One of the most important commands in Linux contained a rather nasty security flaw that could have let malicious types gain root access to the operating system. The bug, which has since been squashed by developers, was found in the sudo command that is used by developers to carry out tasks and run stuff with elevated privileges. Sudo only enables this if users of the command have the right permissions to do so on a Linux machine or know the root user’s password. But the command appears to have been a little too effective. It could have allowed hackers with enough access to run sudo on a Linux machine to gain root access even if the configuration of Linux they were accessing would not have normally allowed it.
For the vast majority of Linux users, this bug will not affect you as you need to specifically grant a user access to sudo as another user for a particular command. Even then, that command must be able to perform privileged security tasks or to execute other commands.
— BleepingComputer (@BleepinComputer) October 14, 2019
Attacks such as this require physical access and the correct privileges on the machine. So these attacks are also preventable in their majority.
However, the insider threat is becoming more and more apparent in the workplace and this will threaten businesses who bypass the patch.

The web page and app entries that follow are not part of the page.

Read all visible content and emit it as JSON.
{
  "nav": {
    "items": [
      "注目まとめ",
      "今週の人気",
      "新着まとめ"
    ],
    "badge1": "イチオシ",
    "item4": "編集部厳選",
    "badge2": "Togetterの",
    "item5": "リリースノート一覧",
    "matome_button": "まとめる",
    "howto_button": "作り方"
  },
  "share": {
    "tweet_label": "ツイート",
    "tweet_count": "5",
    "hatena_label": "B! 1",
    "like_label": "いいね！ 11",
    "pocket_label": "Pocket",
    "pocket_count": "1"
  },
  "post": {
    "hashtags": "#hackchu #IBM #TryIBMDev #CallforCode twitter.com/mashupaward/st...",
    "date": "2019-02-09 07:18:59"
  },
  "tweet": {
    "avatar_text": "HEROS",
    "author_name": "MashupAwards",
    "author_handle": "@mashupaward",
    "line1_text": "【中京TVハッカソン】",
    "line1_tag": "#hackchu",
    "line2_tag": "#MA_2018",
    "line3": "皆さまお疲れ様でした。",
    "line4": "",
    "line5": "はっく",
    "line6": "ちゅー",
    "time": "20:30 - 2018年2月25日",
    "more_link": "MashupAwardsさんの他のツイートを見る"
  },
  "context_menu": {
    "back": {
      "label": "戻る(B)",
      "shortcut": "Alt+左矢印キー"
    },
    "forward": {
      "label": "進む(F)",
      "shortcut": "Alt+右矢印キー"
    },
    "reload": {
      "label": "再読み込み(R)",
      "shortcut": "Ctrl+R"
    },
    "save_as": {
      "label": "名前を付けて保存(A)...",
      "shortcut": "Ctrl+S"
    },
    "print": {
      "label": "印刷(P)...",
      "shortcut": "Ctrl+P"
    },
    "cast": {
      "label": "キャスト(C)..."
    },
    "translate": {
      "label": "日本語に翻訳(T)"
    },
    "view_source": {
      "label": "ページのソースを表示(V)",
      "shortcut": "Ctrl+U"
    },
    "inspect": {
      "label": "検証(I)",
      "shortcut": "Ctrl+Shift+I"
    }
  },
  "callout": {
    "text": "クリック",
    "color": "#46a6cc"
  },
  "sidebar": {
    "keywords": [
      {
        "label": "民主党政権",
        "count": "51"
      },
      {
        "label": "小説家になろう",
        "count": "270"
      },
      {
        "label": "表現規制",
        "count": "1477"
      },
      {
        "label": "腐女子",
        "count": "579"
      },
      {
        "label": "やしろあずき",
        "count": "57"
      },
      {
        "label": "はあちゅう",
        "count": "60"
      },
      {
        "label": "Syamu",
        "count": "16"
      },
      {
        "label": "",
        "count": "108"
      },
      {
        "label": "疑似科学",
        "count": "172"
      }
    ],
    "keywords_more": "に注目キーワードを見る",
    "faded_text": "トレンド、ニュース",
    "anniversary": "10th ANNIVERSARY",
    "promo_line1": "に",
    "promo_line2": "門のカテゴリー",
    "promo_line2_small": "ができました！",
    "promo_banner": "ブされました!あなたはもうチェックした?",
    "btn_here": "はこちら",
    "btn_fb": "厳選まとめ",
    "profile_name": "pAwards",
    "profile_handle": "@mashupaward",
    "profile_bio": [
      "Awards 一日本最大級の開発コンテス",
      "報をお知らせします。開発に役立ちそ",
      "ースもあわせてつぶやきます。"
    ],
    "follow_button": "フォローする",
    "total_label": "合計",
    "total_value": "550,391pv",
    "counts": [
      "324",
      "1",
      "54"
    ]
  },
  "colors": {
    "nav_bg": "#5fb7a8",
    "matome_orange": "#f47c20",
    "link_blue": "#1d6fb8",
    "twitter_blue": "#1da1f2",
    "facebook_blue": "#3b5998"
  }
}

Insiders with knowledge can be extremely damaging and can create far more problems than external attacks. This highlights the importance of limiting user privileges where possible. An attack can easily happen, conducted by a disgruntled employee or just a bad apple, so this risk must be mitigated where possible. It goes without saying a patch is an absolute must on these versions too.